So, we need a term that combines anxiety, anguish, insecurity, fear, and angst. How about impending doom? Nameless dread? Lost in the cosmic bewilderness?

I shall now flip through the book and recall any highlighted passages that spoke to the Bob.

"Anxiety finds its ultimate meaning in the fact that the Word of God has taken it upon himself" (Yves Tourenne, from the foreword). So, Jesus doesn't just take on physical affliction but psychological affliction as well. The Word doesn't only become flesh; or flesh implies both soma and psyche. You could say that the Divine Slack became angst so that human angst might become slackful.

In any event, "God could not become man in any other way than by coming to know human fear and taking it upon himself" (HvB). But "human fear has been completely and definitively conquered by the Cross. Anxiety is one of the authorities, powers, and dominions over which the Lord triumphed on the Cross, and which he carried off captive and placed in chains" (ibid.).

So we got that going for us.

Next I read a book called Christian Meditation. The following makes perfect nonsense: "directions for meditating always begin by requiring us to create inner stillness and emptiness as a means of making room for what is to be received." In the form of pneumaticons, it means that we practice (o) and (---) in order to facilitate the descent of (↓).

When we "meditate on God," it is much more a case of God meditating on -- or in -- us: "We seem to be far from God, but he is near us. We need not work our way up to him.... God's plenitude is available without passing through antechambers. The way 'up to heaven' does not entail a long journey or descent 'down into the depths.'"

In short, God has already done the heavy lifting. Or rather, our ascending is just the back end of his descending, in one continuous spiraling movement.

A word from the Word is "like the point of a triangle on the ground that opens out upward into the infinite. His word is only the opportunity offered for ascending into this opening."
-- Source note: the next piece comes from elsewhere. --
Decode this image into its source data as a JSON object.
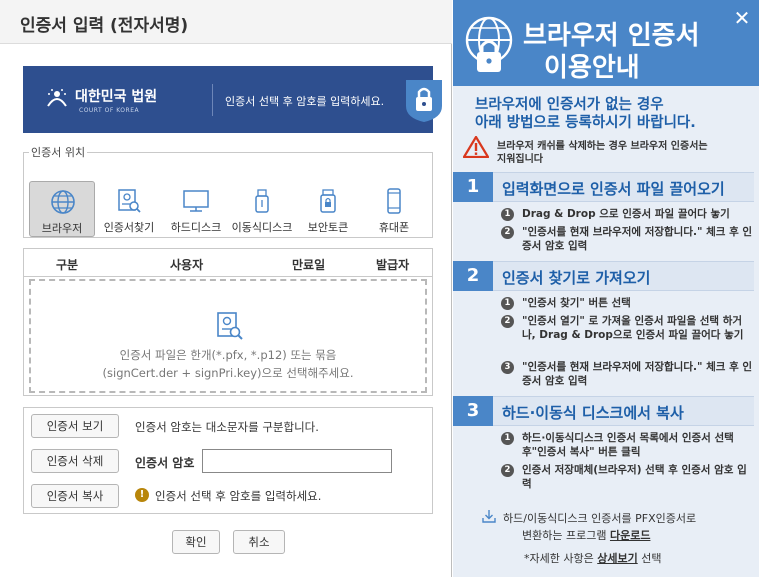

It reminds me of a diamond stylus in a record groove, which can generate as much as 35,000 pounds per square inch of pressure. In so doing, it -- so to speak -- throws out passages of timeless musical beauty. In the same way, via "borings vertically into the depths," the "vistas of God's word unfold to the meditating Christian..."

Next I read a book called Prayer, which covers a lot of the same ground as the above. Prayer is simply "a conversation between God and the soul..." It is a dialogue, for "there is no such thing as solitary speech," but rather, always an implicit Thou.

Thus, it seems that our listening is much more important than our speaking: "The essential thing is for us to hear God's word and discover from it how to respond to him.... God's word is the rope ladder thrown down to us so that we can climb up into the rescuing vessel."

This I like: "Man is the creature with a mystery in his heart that is bigger than himself." As such, no matter how much we know about ourselves, the unKnown -- or that known only by God -- is always greater.

This is one of the things that turned me from psychology to theology, metaphysics, and mysticism, in that the area described by psychology is so modest (and yet the field is so immodest in its claims).

The reason why the unknown always dwarfs the known is that our personal subject is ultimately rooted in the divine Subject. As we've said before, "He is, therefore I am" (or better, I AM, therefore we are). There is no other explanation. God "is in the 'I,' but he is also above it; since, as the absolute 'I,' he transcends it, he is in the human 'I' as its deepest ground, 'more inward to me than I am to myself.'"

And "scripture is not some systematic wisdom; it is an account of God's meeting with men" -- again, like the stylus in the groove. In contemplating it "we learn how to listen properly, and this listening is the original wellspring of all Christian life and prayer."

Theme Song

Theme Song